To the Editor.
—Dr Frank and colleagues' attempted to determine the specific value of perioperative forced-air warming on patient outcome. However, failure to randomize surgeons and failure to control for and report several important variables,2 such as preoperative total body thermal baselines, intraoperative core temperature changes, administration of vasodilator or vasoconstrictor drugs, patient body fat content, and patient weight—to—surface area ratios significantly weaken the results.Peripheral prewarming significantly changes postinduction core temperature decline, as 81% of the typical 1.6°C first-hour temperature decline is ascribed to redistribution rather than actual loss of body heat, necessitating specific considerations beyond simple initial core temperature.
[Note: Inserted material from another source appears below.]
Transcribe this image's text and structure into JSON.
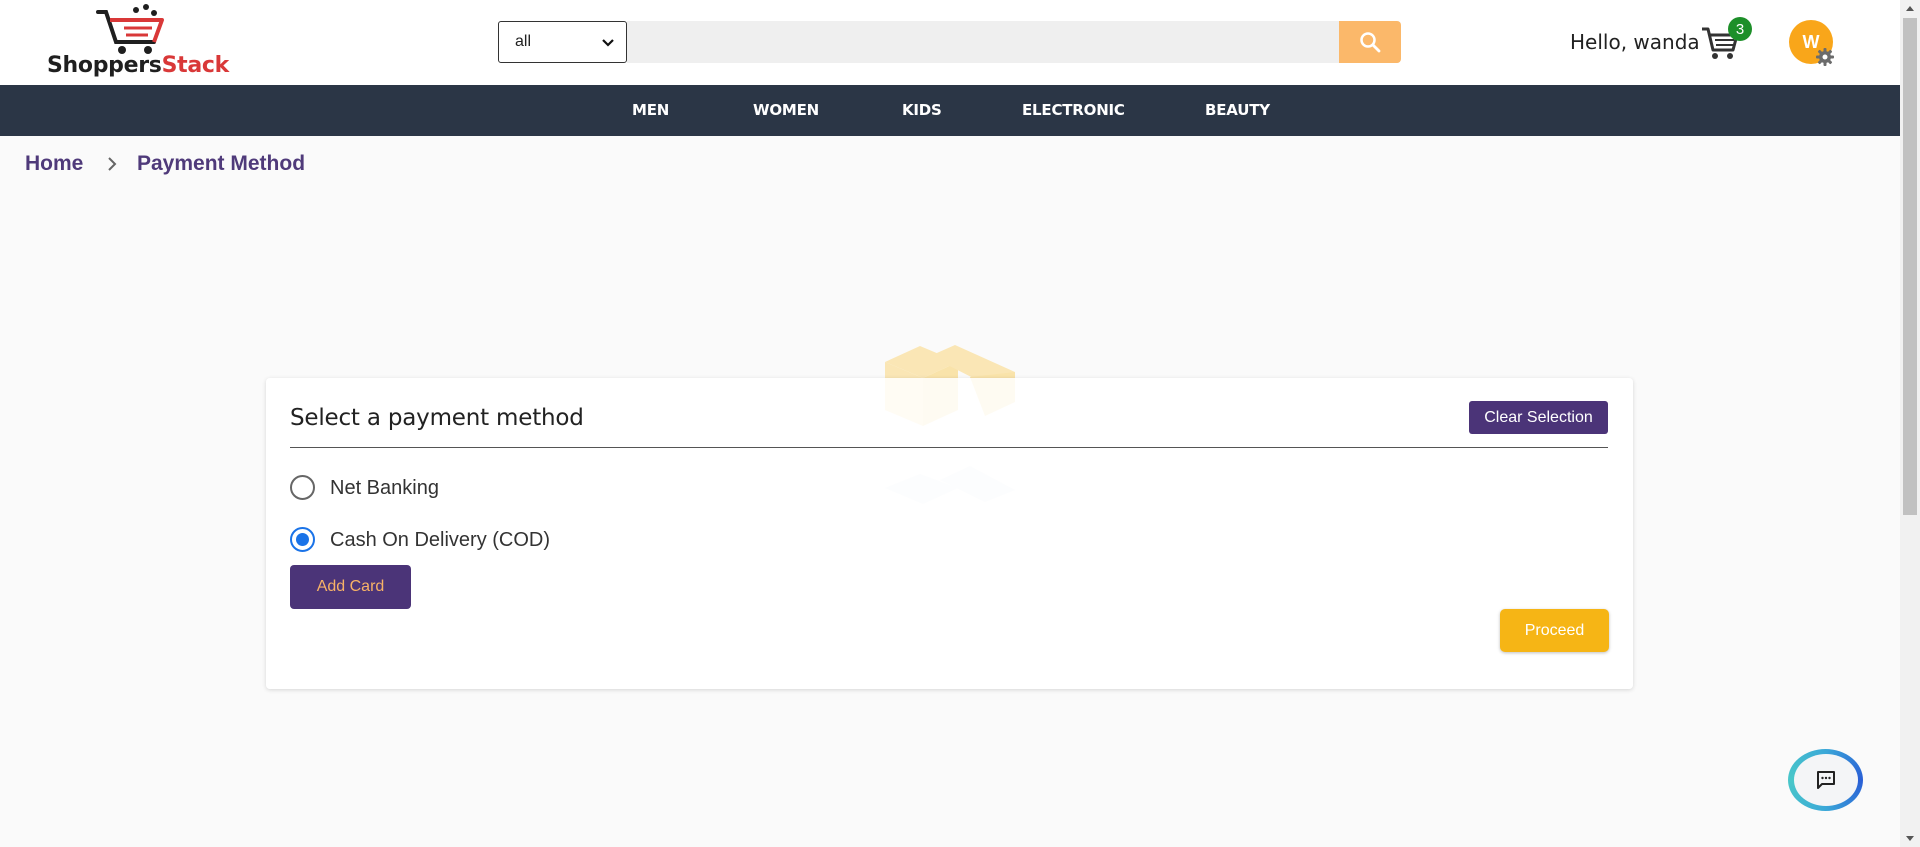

The core temperature of warmed patients will decline identically to that of "unwarmed" patients during the first hour despite forced-air warming. The duration and course of intraoperative forced-air warming therapy clearly are important as significant effects are demonstrated only after 90 to 120 minutes. Further, core temperature declines with application